Tim Chatfield is an advocate for the sharing economy, a savvy executive, and an entrepreneur.
He was born in Australia and spent several years starting his career, before spending almost five years in Singapore as CEO of Viocorp.
In mid-2016, with his 3-year-old daughter and wife — who was seven months pregnant at the time — Tim moved to New York City to launch his company Jitjatjo. Now four years later, JitJatJo is a marketplace and platform leveraging artificial intelligence to instantly and accurately match hospitality businesses with vetted industry workers on demand.

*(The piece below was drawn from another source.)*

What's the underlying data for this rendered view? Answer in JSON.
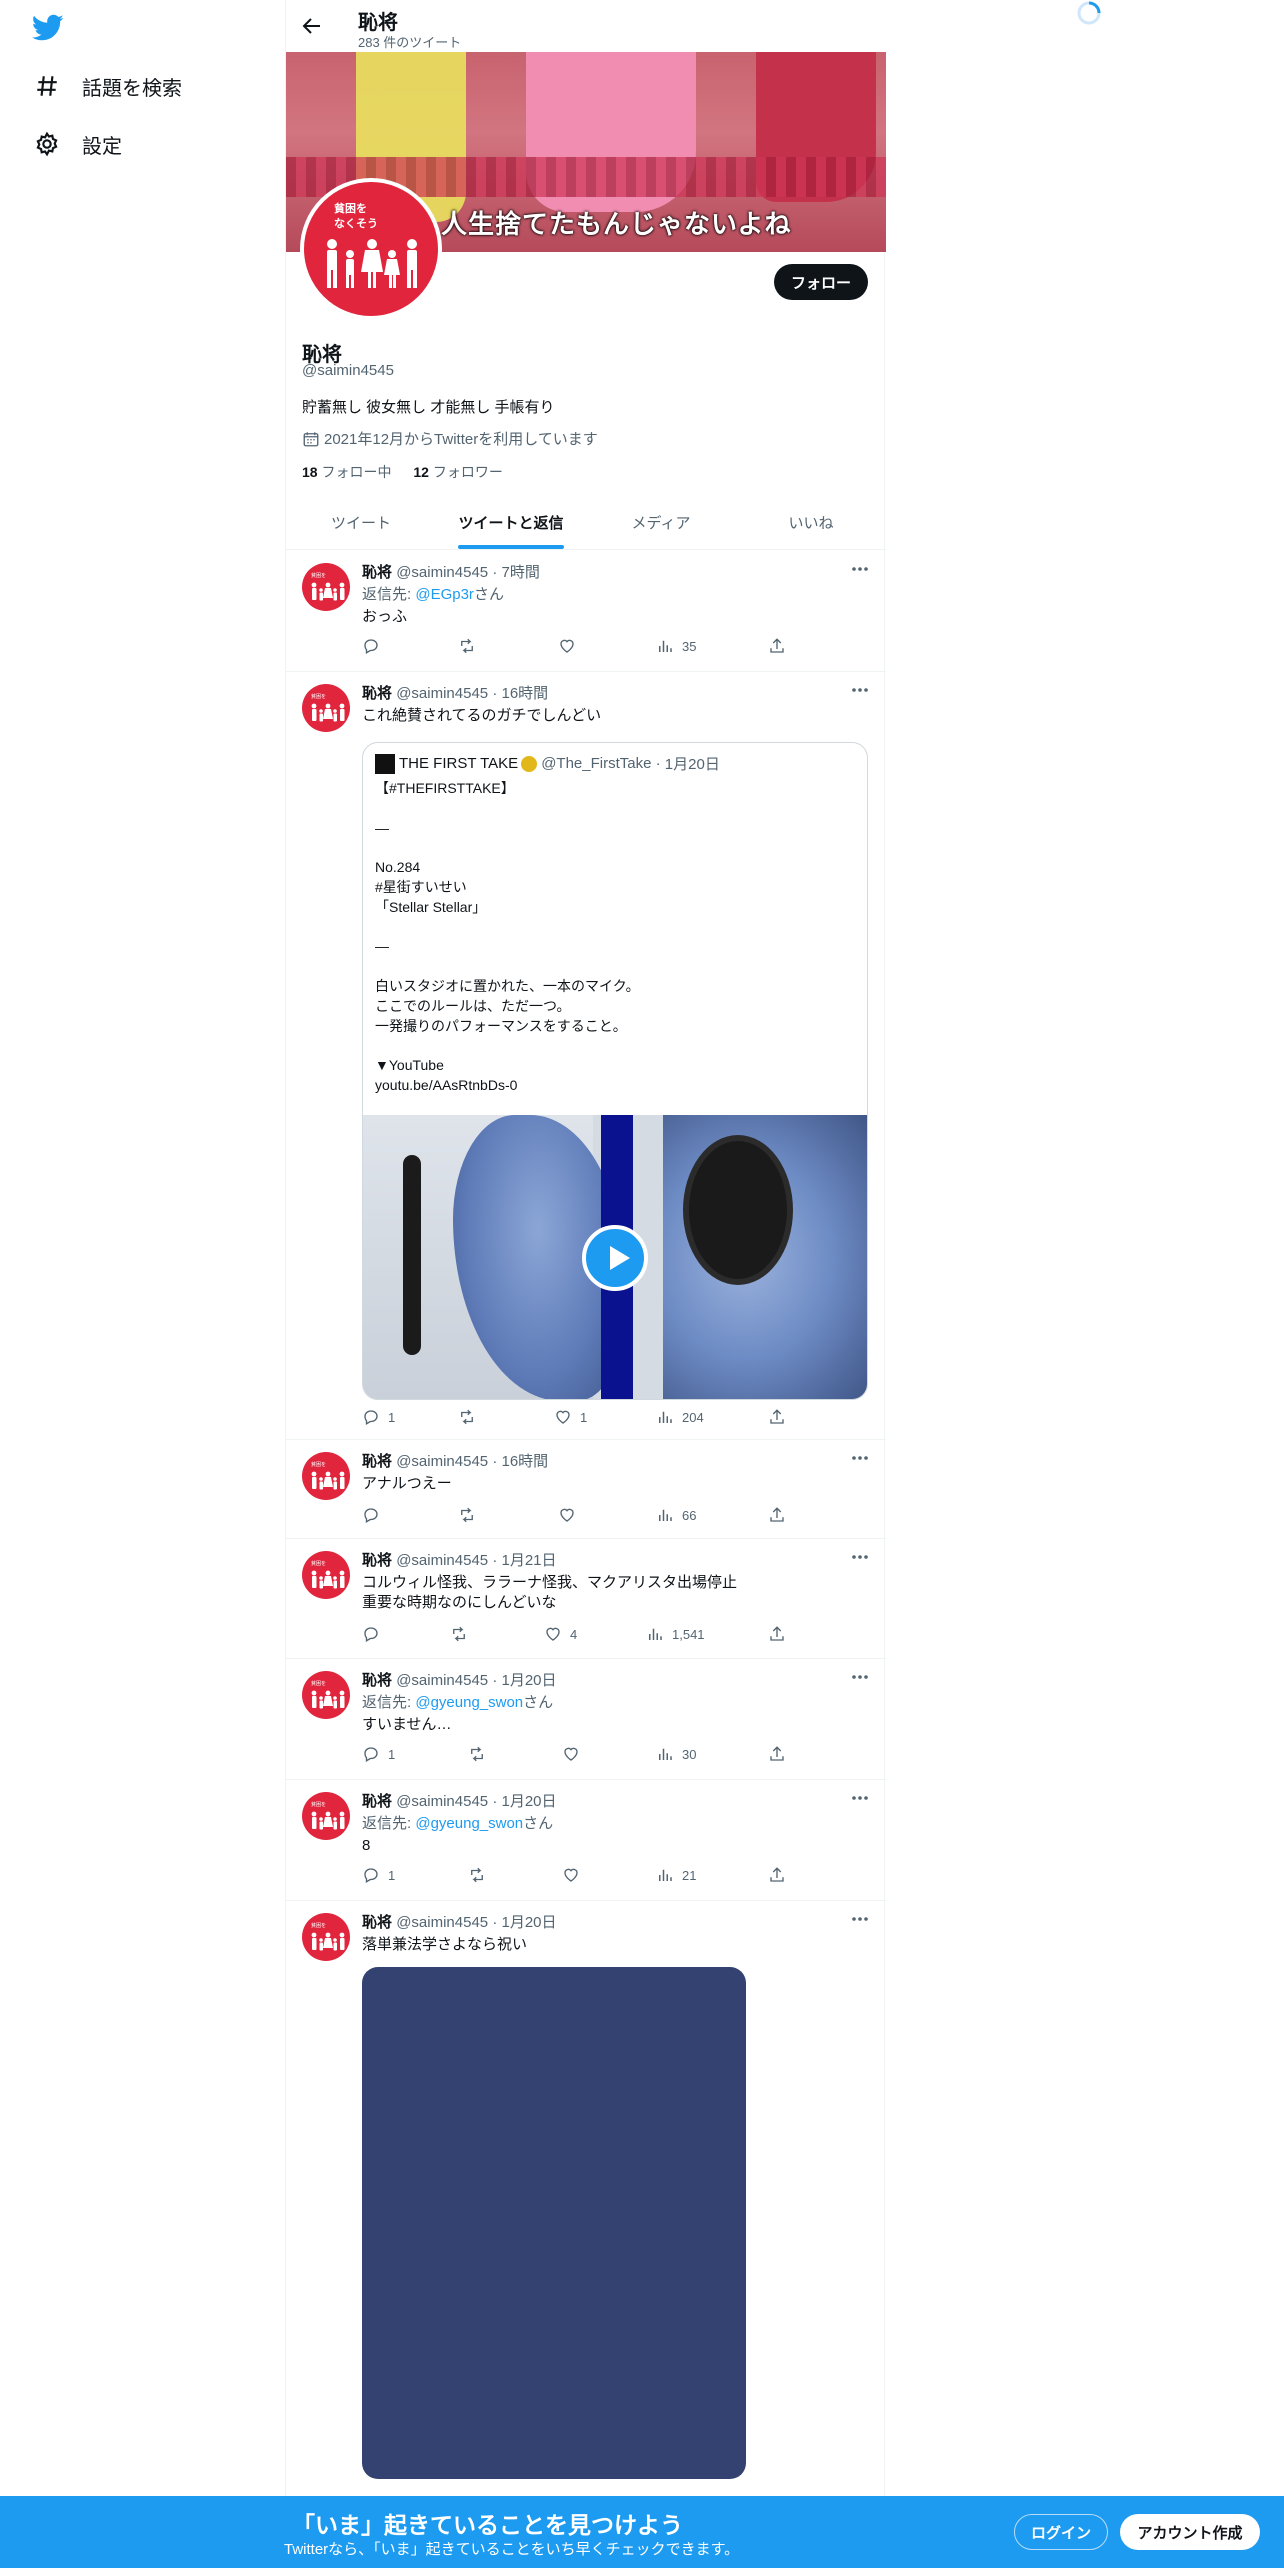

2020 and all that has thrown at us has caused all businesses to adapt and change to the new normals as they come. JitJatJo's place within the hospitality industry exacerbated their need to adapt and change quickly.
Now, let's hack…
Highlights from the interview
- [07:37]: Tim explains the importance of unconscious mental processes for solving problems. What was the one thing that I do that's had the biggest effect on my success? It is trying to leverage the 90+ percent of my mind that isn't available to me consciously to help me make the best decisions possible based on the available information.
- [12:53]: Tim describes how JitJatJo was able to adapt to COVID-19, despite being geared toward a highly vulnerable industry. He and his team believe deeply in their product and their mission. They decided to focus on helping hospitality workers cross-skill and up-skill, with a focus on cleaning and disinfection.
- [22:08]: Tim outlines his 5-step process for making important decisions as an entrepreneur. Number one, is it aligned with our vision? Number two, will it help us achieve our mission? And then three, we start to get into some of the mandatory or commercial realities. Will the investment provide adequate returns? And that sort of flows on from there to four, which is, is the opportunity cost greater than the cost of doing it.
So in other words, is the cost of not doing it greater than the cost of doing it, or is the cost of doing it less than the cost of not doing it, depending on which way you want to come at it.
And then lastly, what's the trade-off, right? Because resources are finite all across the board. And typically when you commit to doing something, you're doing it at the expense of doing something else. And it's important to understand what's the trade-off here? Where does this really sit on the priority list?
Resources and links from the episode
Gusto: Get 3 months of payroll, benefits admin, and more totally free at Gusto.com/hack.
Mass Traffic Secrets: You can either download the blueprint for free or sign up for the Mass Traffic Blueprint Course, which at the moment is a huge 94% off! Go to MassTrafficSecrets.com/specialoffer.